The explosion of signal transduction research over the last 10 years has provided a unique insight into the complexity of these intricate pathways. Whereas intermediates of multiple signaling pathways have been identified, understanding their function and, in particular, the interactions between them has become a daunting task. The increasing evidence that many of these pathways can cross-talk with each other via signal transactivation inevitably raises the question of how cells determine specificity in signaling. Despite the mind-numbing complexity of these pathways, progress has been made in developing highly specific and potent signal transduction inhibitors (STIs). STIs show promise in the treatment of cancer in preclinical studies and are currently in a number of clinical trials. Whereas many of these agents were "rationally designed," we barely understand their mechanisms of action.

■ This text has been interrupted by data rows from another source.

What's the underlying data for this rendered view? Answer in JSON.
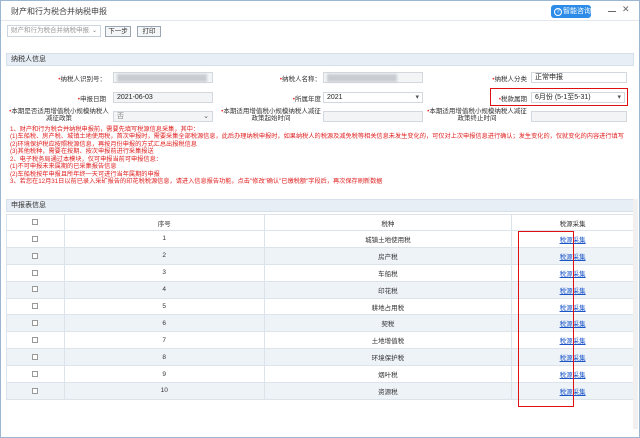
{
  "window": {
    "title": "财产和行为税合并纳税申报",
    "help_label": "智能咨询"
  },
  "toolbar": {
    "select_value": "财产和行为税合并纳税申报",
    "next_label": "下一步",
    "print_label": "打印"
  },
  "taxpayer": {
    "section_title": "纳税人信息",
    "id_label": "纳税人识别号：",
    "name_label": "纳税人名称：",
    "type_label": "纳税人分类",
    "type_value": "正常申报",
    "date_label": "申报日期",
    "date_value": "2021-06-03",
    "year_label": "所属年度",
    "year_value": "2021",
    "period_label": "税款属期",
    "period_value": "6月份 (5-1至5-31)",
    "small_label": "本期是否适用增值税小规模纳税人减征政策",
    "small_value": "否",
    "small_start_label": "本期适用增值税小规模纳税人减征政策起始时间",
    "small_end_label": "本期适用增值税小规模纳税人减征政策终止时间"
  },
  "notes": [
    "1、财产和行为税合并纳税申报前，需要先填写税源信息采集，其中：",
    "(1)车船税、房产税、城镇土地使用税，首次申报时，需要采集全部税源信息，此后办理纳税申报时，如果纳税人的税源及减免税等相关信息未发生变化的，可仅对上次申报信息进行确认；发生变化的，仅就变化的内容进行填写",
    "(2)环境保护税应按照税源信息，再按月份申报的方式汇总出报税信息",
    "(3)其他税种，需要在按期、按次申报前进行采集报送",
    "2、电子税务局通过本模块，仅可申报当前可申报信息：",
    "(1)不可申报未来属期的已采集报告信息",
    "(2)车船税按年申报且所年终一天可进行当年属期的申报",
    "3、若您在12月31日以前已录入采矿报告的印花税税源信息，请进入信息报告功能，点击\"修改\"确认\"已缴税额\"字段后，再次保存刷新数据"
  ],
  "grid": {
    "section_title": "申报表信息",
    "headers": [
      "序号",
      "税种",
      "税源采集"
    ],
    "rows": [
      {
        "no": "1",
        "tax": "城镇土地使用税",
        "link": "税源采集"
      },
      {
        "no": "2",
        "tax": "房产税",
        "link": "税源采集"
      },
      {
        "no": "3",
        "tax": "车船税",
        "link": "税源采集"
      },
      {
        "no": "4",
        "tax": "印花税",
        "link": "税源采集"
      },
      {
        "no": "5",
        "tax": "耕地占用税",
        "link": "税源采集"
      },
      {
        "no": "6",
        "tax": "契税",
        "link": "税源采集"
      },
      {
        "no": "7",
        "tax": "土地增值税",
        "link": "税源采集"
      },
      {
        "no": "8",
        "tax": "环境保护税",
        "link": "税源采集"
      },
      {
        "no": "9",
        "tax": "烟叶税",
        "link": "税源采集"
      },
      {
        "no": "10",
        "tax": "资源税",
        "link": "税源采集"
      }
    ]
  },
  "colors": {
    "accent": "#2d8ce8",
    "highlight": "#e01010",
    "header_bg": "#e7eef5"
  }
}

This review will highlight how recent studies using these STIs have elucidated novel mechanisms of STI action that may be used in the development of new therapeutic strategies for the treatment of cancer.
|Original language||English (US)|

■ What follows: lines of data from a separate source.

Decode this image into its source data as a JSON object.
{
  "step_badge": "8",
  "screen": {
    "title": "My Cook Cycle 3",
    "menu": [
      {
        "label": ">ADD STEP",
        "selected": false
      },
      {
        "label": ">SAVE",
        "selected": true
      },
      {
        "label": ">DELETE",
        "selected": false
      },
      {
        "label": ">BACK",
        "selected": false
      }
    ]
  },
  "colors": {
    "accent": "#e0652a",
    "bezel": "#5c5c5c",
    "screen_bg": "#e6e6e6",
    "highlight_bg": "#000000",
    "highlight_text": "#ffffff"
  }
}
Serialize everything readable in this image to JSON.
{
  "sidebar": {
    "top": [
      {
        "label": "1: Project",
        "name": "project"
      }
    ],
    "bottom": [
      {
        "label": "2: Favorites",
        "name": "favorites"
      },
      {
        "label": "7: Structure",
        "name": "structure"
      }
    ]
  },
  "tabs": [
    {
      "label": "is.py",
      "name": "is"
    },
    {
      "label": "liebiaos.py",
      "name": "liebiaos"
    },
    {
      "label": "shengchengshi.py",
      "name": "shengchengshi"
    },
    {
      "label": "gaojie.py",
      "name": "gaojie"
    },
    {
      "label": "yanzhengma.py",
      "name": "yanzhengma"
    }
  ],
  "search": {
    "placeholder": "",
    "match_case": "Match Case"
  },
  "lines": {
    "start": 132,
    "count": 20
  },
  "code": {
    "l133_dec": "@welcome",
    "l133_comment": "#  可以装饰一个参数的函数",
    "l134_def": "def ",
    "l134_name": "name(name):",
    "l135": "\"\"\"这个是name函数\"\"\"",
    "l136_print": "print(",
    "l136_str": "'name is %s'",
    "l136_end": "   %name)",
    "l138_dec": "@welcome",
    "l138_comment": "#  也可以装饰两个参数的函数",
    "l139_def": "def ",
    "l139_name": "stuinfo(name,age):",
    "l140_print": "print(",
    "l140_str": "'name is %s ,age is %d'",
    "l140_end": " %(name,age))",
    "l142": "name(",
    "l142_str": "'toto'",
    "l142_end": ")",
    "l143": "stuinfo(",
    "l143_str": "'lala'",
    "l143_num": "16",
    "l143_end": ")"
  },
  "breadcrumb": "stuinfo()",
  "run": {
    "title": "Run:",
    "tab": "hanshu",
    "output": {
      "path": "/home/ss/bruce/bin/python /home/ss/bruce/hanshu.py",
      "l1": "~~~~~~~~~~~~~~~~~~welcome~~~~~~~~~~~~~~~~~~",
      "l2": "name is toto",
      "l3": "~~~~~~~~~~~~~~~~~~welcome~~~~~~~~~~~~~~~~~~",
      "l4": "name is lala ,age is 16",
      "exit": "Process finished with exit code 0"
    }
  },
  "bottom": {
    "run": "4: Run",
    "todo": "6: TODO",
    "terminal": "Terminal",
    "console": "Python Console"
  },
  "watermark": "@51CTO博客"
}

|Journal||Clinical Cancer Research|
|Issue number||1 II|
|State||Published - Jan 1 2003|